The function computes the location of the points from the first image in the second image, by computing

their ’optical flow’, or simply their apparent motion. This optical flow is computed by applying the

Lukas-Kande algorithm, an algorithm that uses spatial and temporal image gradients to compute the

motion of the points (hence their locations).

It also makes the assumption that nearby point have the

same motion. Note that some features will eventually move out of the field-of-view, and tracks will be

lost, so make sure to detect new features when the number of features goes below a threshold (say, 150).

As mentioned earlier, the main task is motion computation. Using these feature correspondences, implement the 8-point algorithm for fundamental matrix estimation. Implement it inside a RANSAC scheme

to get rid of any outliers, as explained in class.

Then, compute the essential matrix, and decompose it

to the relative R and t using cv2.recoverPose(E, points1, points2, K, R, t[, mask]). Note that

the function returns the R and t of the first camera with respect to the second, and not the other way

around (The joys of working in robotics :’)).

Now, you might recall that the absolute scale of the translation cannot be computed from just two images.

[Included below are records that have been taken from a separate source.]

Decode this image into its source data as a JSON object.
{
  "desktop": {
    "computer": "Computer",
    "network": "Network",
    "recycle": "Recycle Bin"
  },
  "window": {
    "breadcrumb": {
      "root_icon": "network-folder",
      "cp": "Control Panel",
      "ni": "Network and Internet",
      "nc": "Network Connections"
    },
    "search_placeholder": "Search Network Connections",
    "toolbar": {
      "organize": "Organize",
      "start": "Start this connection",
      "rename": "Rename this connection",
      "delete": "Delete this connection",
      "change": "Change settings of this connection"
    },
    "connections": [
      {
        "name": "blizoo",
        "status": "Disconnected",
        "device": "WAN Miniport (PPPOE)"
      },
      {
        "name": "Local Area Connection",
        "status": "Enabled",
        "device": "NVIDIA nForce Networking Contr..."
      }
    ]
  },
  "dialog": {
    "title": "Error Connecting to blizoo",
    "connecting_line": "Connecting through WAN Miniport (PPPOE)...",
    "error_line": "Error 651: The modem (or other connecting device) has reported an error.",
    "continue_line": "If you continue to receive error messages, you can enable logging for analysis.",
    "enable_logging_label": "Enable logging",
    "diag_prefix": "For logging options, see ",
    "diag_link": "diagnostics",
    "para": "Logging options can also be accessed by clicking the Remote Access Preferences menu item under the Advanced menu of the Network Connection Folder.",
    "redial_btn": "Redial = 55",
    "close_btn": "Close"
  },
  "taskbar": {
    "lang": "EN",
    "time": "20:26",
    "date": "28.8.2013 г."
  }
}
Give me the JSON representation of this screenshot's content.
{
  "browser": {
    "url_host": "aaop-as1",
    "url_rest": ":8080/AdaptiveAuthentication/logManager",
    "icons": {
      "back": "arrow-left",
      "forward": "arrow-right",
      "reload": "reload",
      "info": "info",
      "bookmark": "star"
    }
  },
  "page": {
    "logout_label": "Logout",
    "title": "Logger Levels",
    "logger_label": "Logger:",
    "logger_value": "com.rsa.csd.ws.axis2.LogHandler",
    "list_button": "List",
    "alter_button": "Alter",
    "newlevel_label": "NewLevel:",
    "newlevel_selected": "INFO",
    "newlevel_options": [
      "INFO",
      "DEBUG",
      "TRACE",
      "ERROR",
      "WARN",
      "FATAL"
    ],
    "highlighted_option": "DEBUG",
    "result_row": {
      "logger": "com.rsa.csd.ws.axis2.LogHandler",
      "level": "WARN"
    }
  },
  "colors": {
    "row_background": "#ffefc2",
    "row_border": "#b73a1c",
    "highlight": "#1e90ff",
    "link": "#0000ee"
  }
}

The above function only returns the direction of t, as a unit vector. Use the ground truth translation

to get the absolute scale, and multiply your unit translation with this scale. Then concatenate your

transformations, and repeat for the next pair of frames to recover the full absolute trajectory.

Deliverable

• A .txt file containing the estimated poses, provided in the same format as the ground truth file.

• A plot of the estimated trajectory along with the ground truth trajectory. Also report the obtained

trajectory error. Use [EVO] for this.

pip install evo –upgrade –no-binary evo

evo ape kitti ground-truth.txt your-result.txt -va –plot –plot mode xz

• Comment on the performance of your algorithm. Where does it work well, where does it fail, and

why? If you want to test it on more sequences, ask!

• [Bonus] Describe other ways to compute the absolute scale.

Further reading

• Scaramuzza, D., Fraundorfer, F. (2011). Visual odometry [tutorial]. IEEE robotics & automation

magazine, 18(4), 80-92.